A dispatch from Noah Adams, blogging from the Gulf Coast:
If you're on the beach in Mississippi at sunrise you can watch the tops of the clouds turn pink and then rose. Waveland and Bay St. Louis are neighbor communities linked by a white sand beach. No high-rise condos (yet). It's one of the few really quiet oceanfronts along the Gulf.
It was a year ago this morning that Katrina made her final landfall, traveling north on a straight line from Buras, La., where we left off last night. The hurricane came ashore on the Louisiana-Mississippi line a few miles from here, pushing a storm surge that was 25 feet high with angry waves on top. Fifty-six people died here in Hancock County. It was 9:45 a.m. when the storm hit and I've always been told "we were grateful for daylight because if it was dark, people couldn't have seen where to swim to or what was coming at them and lots more would have been killed."
NPR's Melissa Block and her colleagues Andrea Hsu and Ivan Burketh made it here that week by Thursday. You can listen to her story from a year ago, and today on All Things Considered you'll hear her update, from a visit last week.

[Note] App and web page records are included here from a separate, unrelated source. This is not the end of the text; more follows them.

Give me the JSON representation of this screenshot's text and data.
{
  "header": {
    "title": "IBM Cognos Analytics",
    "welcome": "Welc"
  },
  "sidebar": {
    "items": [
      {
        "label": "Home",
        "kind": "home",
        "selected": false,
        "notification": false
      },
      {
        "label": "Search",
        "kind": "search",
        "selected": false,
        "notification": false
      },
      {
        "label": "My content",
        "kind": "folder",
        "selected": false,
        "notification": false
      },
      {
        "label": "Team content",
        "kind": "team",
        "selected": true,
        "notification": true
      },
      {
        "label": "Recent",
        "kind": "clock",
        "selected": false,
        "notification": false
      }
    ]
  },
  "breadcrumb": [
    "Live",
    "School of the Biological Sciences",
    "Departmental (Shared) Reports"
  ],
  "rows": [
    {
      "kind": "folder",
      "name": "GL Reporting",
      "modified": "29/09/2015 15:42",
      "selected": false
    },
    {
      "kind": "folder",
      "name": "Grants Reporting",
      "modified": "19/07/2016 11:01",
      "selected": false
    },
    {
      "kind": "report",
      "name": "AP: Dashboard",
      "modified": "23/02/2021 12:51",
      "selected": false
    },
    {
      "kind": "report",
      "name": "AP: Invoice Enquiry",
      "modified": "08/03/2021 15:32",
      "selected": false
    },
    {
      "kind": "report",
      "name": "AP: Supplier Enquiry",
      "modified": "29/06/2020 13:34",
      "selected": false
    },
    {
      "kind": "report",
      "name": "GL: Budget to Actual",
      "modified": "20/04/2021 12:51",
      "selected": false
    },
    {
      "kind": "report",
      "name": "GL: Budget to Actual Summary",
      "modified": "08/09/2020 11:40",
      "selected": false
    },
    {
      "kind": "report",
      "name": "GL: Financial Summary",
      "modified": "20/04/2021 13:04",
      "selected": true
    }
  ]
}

On Waveland Beach this morning, people have gathered on bleachers and folding chairs for an ecumenical memorial service. The view is to the southeast out over the Mississippi Sound and the bright sun now sparkles across the water, highlighting the still-shattered piers. The people are dressed up as if for church — the scent of cologne mixes with salt in the wind. There are lots of hugs; people seem ready to laugh and to cry. Volunteers are in the audience. One woman wears a blue T-shirt: Katrina Relief Mission Pittsburg PA. And among the prayers and tributes, a Catholic priest says, "Father, we thank you for the angels you have sent us."